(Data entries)
________
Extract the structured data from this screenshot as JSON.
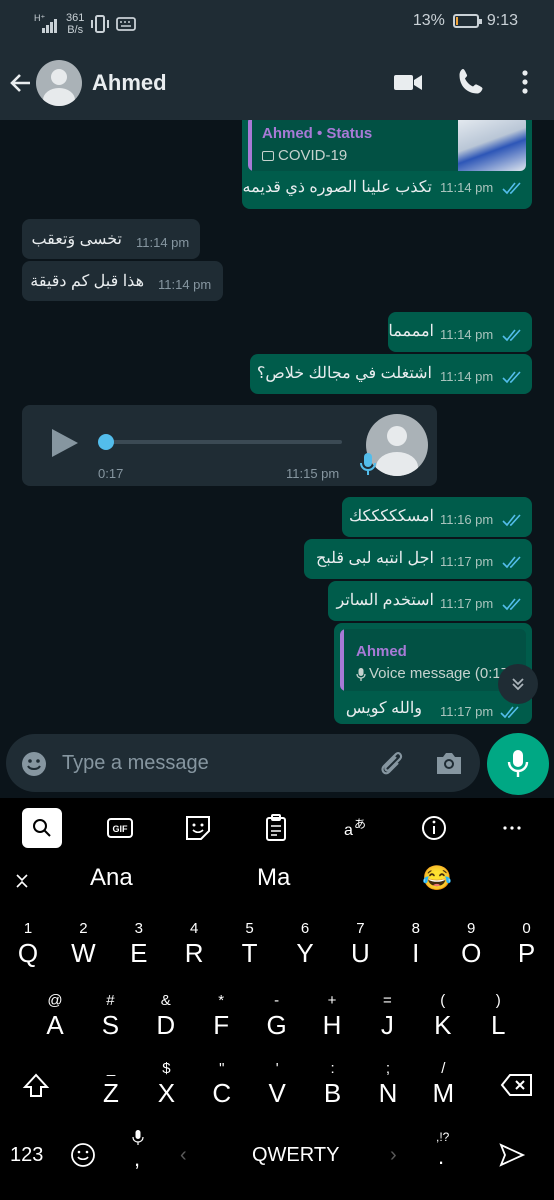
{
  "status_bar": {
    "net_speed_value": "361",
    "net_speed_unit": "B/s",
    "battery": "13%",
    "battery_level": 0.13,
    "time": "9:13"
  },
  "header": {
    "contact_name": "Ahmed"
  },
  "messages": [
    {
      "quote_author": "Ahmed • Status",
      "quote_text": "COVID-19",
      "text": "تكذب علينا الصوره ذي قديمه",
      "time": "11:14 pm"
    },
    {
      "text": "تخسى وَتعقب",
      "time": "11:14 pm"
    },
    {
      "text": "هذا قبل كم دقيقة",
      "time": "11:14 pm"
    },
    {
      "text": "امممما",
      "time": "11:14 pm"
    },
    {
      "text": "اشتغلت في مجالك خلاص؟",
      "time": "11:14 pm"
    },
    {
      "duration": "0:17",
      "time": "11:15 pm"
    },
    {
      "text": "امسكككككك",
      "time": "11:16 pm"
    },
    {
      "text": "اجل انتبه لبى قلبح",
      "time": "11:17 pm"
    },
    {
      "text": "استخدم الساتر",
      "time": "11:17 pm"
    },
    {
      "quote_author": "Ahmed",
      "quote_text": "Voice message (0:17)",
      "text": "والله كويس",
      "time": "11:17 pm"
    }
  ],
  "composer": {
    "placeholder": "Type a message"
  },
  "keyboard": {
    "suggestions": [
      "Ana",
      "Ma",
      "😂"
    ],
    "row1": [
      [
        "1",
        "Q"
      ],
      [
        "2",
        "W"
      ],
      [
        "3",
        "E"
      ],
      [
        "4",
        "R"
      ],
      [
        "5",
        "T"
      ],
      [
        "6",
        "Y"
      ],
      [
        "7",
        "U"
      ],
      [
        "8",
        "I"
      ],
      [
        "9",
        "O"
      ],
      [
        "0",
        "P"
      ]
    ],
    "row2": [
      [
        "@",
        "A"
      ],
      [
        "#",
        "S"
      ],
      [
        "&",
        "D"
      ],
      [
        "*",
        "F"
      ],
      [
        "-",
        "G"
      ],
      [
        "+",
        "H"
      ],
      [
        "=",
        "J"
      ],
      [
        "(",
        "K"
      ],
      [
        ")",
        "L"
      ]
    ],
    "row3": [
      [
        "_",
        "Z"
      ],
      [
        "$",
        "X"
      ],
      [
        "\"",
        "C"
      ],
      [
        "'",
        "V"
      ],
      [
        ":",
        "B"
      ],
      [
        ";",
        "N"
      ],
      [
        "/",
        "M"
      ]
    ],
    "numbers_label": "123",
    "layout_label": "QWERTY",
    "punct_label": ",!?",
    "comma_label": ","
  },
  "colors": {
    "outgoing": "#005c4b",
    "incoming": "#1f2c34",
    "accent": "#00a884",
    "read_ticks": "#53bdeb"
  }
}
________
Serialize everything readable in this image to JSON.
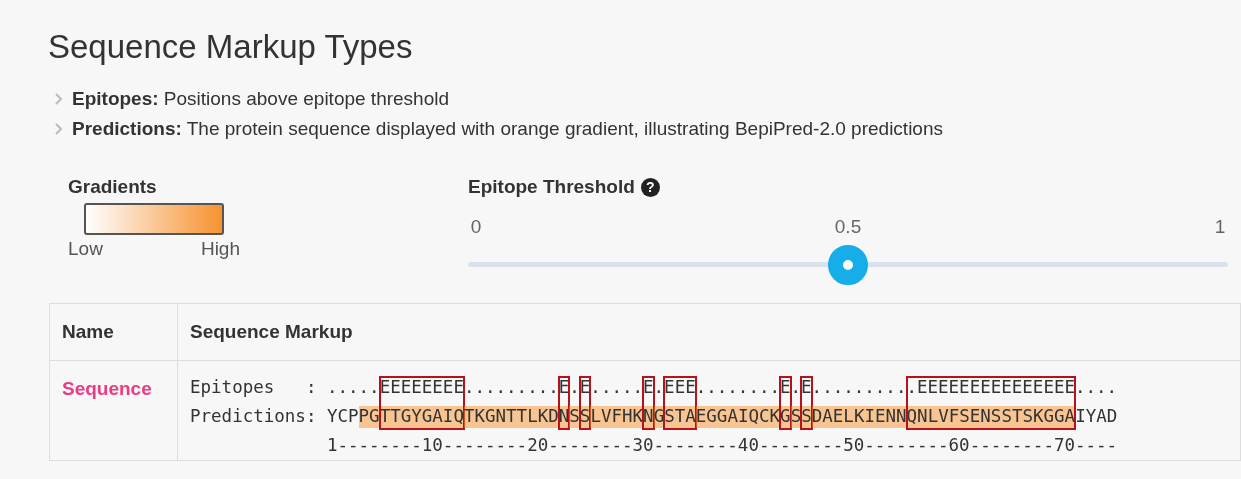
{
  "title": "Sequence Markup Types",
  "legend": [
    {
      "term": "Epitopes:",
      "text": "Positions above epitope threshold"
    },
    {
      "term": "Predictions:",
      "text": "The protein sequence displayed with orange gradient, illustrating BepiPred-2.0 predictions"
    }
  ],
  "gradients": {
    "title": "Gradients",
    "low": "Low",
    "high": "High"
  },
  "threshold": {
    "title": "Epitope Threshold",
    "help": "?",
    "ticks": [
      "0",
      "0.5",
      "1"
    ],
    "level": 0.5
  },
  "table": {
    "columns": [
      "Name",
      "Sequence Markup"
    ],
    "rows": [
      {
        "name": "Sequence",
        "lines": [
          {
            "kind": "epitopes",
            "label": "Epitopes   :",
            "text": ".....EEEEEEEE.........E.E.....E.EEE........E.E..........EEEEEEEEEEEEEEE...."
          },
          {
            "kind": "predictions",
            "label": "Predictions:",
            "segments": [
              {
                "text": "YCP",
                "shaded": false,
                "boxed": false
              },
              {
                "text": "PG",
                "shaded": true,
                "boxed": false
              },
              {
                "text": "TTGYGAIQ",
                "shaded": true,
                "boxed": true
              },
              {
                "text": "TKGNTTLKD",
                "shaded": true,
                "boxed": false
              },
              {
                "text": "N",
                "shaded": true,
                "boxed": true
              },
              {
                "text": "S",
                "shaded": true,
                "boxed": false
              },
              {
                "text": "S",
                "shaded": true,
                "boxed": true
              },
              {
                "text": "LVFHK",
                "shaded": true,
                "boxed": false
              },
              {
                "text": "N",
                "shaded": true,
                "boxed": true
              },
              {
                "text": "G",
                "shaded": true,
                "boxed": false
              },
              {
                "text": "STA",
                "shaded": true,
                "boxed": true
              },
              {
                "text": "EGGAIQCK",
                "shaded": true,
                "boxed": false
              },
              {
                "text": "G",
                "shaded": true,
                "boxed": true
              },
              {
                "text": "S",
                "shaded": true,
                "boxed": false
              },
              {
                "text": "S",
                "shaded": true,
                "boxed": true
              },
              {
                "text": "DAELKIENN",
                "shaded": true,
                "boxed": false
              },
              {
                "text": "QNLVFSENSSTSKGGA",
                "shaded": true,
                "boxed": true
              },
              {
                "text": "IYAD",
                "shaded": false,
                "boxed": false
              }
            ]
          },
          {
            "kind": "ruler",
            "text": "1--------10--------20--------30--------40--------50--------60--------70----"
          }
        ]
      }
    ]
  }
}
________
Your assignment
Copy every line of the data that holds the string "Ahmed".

Exercise solution
    "contact_name": "Ahmed"
      "quote_author": "Ahmed • Status",
      "quote_author": "Ahmed",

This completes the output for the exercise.